• [Task goal]
Count every line below that holds the word "this", and give the number with no other words.

• [Supplied entries]
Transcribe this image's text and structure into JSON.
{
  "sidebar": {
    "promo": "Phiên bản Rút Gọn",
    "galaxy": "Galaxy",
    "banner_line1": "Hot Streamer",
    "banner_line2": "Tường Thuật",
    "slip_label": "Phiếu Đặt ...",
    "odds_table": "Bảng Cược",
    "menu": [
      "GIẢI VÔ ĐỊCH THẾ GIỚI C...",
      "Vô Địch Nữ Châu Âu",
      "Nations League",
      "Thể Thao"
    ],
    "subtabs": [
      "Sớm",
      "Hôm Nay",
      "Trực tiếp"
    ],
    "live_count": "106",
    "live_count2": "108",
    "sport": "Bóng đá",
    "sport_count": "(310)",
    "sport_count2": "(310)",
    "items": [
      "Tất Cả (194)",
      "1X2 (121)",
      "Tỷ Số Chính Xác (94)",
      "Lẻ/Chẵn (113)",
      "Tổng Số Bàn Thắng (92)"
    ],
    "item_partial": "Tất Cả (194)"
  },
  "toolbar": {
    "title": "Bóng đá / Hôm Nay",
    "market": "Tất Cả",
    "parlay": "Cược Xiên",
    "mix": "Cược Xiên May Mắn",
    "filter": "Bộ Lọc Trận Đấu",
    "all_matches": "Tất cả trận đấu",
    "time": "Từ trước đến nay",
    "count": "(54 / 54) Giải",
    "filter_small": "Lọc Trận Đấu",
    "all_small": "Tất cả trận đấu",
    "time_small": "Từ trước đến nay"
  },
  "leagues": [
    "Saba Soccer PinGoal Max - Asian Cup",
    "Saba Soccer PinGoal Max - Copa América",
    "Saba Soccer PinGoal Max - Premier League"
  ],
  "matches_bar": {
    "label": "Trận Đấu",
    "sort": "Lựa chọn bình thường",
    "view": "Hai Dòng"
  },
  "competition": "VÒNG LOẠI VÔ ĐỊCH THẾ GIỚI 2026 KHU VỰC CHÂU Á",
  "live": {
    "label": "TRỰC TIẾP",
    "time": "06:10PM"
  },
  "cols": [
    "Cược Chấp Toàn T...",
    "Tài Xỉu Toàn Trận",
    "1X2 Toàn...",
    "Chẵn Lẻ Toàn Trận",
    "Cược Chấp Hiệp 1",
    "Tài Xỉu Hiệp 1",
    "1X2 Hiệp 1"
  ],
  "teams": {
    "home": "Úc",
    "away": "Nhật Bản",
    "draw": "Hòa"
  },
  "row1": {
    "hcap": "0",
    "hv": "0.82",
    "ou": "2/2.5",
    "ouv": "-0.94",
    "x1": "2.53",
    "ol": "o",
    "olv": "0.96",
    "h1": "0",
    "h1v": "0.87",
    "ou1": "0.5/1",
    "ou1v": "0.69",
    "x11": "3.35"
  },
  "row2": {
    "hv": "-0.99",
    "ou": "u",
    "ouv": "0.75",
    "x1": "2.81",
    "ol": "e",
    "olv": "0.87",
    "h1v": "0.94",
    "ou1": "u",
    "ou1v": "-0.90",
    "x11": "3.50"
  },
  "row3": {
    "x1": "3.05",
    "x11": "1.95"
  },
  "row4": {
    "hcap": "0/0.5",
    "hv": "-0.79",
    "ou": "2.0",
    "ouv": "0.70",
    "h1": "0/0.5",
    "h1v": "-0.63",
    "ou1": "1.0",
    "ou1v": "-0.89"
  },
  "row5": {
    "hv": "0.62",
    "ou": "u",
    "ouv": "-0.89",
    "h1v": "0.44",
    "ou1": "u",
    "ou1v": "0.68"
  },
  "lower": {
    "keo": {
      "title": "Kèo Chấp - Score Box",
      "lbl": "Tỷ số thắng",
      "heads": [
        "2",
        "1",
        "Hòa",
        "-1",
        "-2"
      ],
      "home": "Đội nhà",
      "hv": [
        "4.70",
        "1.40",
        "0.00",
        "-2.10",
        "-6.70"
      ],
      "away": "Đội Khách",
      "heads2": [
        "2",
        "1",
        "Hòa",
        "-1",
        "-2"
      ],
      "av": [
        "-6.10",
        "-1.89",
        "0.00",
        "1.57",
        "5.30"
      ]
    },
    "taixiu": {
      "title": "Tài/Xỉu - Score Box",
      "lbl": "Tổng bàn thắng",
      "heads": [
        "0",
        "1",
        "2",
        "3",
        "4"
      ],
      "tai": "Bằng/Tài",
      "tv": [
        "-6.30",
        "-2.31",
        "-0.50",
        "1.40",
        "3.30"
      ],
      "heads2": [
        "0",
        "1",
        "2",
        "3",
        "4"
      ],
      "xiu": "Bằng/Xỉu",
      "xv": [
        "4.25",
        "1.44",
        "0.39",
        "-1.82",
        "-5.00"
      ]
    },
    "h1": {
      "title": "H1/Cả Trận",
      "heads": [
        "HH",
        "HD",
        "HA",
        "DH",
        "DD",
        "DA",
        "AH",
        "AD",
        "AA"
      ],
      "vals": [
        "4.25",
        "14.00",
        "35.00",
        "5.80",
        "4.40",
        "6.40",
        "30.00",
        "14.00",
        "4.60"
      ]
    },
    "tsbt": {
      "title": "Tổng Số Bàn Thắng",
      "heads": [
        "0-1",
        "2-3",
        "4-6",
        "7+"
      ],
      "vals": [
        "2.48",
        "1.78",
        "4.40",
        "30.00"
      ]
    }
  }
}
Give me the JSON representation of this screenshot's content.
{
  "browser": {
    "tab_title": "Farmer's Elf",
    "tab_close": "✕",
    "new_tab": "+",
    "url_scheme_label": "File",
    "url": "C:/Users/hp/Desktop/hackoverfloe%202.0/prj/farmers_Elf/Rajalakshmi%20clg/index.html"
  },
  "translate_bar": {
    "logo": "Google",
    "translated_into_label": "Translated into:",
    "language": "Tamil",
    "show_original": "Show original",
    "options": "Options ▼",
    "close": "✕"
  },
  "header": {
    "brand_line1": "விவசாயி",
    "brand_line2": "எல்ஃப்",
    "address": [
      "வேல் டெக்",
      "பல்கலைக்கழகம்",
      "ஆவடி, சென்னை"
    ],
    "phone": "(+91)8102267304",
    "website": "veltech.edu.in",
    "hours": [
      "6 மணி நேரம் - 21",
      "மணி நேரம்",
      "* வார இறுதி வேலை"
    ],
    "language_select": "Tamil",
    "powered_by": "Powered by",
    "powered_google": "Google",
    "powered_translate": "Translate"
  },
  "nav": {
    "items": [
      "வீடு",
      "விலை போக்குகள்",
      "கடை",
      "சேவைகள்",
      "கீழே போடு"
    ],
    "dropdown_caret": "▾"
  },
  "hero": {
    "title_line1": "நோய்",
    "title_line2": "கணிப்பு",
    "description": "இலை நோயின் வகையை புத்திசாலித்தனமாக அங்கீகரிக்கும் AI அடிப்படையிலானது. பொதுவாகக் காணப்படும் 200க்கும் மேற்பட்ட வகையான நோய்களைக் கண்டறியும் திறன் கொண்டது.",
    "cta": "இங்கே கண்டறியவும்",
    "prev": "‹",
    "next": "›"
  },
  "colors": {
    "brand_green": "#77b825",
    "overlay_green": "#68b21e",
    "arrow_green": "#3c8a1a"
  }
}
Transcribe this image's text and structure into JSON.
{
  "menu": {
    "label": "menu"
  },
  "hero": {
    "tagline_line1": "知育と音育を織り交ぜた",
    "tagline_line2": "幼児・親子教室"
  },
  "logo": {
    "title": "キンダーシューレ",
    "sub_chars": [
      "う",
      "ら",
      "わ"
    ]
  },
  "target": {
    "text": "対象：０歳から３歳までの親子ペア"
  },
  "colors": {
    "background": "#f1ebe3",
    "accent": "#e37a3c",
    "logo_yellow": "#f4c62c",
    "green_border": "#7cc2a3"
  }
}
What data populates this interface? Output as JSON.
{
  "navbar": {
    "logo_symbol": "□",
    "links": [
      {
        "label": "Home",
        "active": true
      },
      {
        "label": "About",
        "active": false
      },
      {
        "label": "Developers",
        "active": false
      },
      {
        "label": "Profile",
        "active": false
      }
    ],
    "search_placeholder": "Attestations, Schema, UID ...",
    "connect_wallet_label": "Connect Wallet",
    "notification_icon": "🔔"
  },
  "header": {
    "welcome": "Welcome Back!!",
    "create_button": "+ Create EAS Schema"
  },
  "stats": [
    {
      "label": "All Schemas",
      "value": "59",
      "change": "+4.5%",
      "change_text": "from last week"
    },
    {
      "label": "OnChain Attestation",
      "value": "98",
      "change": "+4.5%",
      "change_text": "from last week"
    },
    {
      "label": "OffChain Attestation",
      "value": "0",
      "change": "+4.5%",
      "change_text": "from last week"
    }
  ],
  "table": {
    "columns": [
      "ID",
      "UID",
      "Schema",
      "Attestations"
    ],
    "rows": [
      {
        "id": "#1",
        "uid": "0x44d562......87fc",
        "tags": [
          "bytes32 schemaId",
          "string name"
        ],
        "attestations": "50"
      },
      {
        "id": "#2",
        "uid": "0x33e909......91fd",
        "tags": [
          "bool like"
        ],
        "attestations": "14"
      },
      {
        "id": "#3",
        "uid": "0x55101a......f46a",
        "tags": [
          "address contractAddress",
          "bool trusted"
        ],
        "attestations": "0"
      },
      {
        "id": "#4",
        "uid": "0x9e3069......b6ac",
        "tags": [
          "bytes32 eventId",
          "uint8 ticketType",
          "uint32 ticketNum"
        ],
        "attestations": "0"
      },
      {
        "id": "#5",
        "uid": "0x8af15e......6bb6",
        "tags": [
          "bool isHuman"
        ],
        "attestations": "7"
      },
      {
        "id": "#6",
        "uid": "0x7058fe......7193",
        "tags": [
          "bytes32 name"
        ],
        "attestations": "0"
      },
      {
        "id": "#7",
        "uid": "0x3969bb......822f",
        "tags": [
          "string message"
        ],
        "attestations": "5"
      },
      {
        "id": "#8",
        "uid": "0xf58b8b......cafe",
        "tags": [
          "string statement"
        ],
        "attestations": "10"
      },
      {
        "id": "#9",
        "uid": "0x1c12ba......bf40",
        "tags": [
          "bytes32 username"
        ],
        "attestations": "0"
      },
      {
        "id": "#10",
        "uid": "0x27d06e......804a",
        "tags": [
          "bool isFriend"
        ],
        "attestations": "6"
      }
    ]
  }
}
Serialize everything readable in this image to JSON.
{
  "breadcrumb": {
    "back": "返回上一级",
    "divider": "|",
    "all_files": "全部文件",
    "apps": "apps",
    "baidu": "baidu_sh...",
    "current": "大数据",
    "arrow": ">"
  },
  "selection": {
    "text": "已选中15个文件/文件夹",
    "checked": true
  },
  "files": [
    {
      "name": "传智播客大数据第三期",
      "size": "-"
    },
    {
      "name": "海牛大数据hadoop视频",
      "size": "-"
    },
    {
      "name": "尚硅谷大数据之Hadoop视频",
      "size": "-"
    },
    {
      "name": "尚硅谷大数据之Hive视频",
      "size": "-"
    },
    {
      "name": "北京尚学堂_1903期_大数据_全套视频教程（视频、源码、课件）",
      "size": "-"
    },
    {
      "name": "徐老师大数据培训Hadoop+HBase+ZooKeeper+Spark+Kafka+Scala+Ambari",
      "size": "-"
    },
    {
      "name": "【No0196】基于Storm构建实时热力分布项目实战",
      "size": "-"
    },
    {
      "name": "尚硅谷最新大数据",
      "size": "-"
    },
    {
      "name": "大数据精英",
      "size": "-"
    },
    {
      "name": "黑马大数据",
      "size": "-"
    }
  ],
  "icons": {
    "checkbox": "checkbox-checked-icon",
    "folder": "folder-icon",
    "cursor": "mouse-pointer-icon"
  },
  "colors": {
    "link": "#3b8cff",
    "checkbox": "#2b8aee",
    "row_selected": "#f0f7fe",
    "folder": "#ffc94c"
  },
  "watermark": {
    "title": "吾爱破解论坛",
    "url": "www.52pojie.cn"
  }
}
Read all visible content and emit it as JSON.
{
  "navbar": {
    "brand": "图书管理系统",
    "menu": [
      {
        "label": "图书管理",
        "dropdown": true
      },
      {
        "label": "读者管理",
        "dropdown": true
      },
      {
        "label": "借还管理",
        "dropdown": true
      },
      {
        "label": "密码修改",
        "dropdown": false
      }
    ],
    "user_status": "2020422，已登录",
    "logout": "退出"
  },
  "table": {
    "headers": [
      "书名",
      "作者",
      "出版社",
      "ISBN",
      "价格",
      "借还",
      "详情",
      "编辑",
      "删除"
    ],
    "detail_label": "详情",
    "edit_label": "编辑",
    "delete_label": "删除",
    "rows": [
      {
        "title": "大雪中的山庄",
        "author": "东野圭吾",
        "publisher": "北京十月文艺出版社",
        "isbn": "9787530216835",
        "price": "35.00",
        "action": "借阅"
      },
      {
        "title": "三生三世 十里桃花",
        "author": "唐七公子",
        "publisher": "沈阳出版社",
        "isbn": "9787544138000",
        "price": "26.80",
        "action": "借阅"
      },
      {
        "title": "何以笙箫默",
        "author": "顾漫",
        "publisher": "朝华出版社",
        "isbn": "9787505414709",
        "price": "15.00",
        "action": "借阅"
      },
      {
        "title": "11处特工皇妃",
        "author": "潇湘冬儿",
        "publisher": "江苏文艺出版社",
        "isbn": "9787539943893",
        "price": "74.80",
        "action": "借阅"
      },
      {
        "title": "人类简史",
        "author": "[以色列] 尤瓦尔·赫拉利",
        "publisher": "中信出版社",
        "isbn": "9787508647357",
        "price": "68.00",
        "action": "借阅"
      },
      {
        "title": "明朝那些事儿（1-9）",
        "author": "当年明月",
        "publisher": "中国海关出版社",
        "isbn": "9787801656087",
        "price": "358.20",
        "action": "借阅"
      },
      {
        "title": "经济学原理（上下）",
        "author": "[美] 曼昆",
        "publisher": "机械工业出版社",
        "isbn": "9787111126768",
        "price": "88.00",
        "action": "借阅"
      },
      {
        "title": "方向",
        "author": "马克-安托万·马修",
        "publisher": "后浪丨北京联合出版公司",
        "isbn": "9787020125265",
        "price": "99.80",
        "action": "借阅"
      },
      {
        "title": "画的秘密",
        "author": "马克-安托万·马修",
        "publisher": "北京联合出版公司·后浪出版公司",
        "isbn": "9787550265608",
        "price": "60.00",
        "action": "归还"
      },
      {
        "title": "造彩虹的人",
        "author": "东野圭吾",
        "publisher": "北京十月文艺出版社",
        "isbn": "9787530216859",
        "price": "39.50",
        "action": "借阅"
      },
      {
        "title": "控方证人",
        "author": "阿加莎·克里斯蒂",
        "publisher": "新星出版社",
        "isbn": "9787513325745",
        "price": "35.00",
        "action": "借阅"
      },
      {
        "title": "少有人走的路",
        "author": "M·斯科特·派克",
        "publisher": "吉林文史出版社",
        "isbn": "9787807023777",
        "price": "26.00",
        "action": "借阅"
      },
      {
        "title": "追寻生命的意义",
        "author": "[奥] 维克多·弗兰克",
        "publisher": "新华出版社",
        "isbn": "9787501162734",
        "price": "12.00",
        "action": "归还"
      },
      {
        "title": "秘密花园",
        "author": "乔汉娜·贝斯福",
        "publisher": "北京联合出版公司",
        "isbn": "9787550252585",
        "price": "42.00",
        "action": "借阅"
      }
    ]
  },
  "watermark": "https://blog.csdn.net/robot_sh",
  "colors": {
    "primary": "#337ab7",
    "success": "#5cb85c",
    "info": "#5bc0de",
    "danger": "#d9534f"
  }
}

• [Exercise answer]
5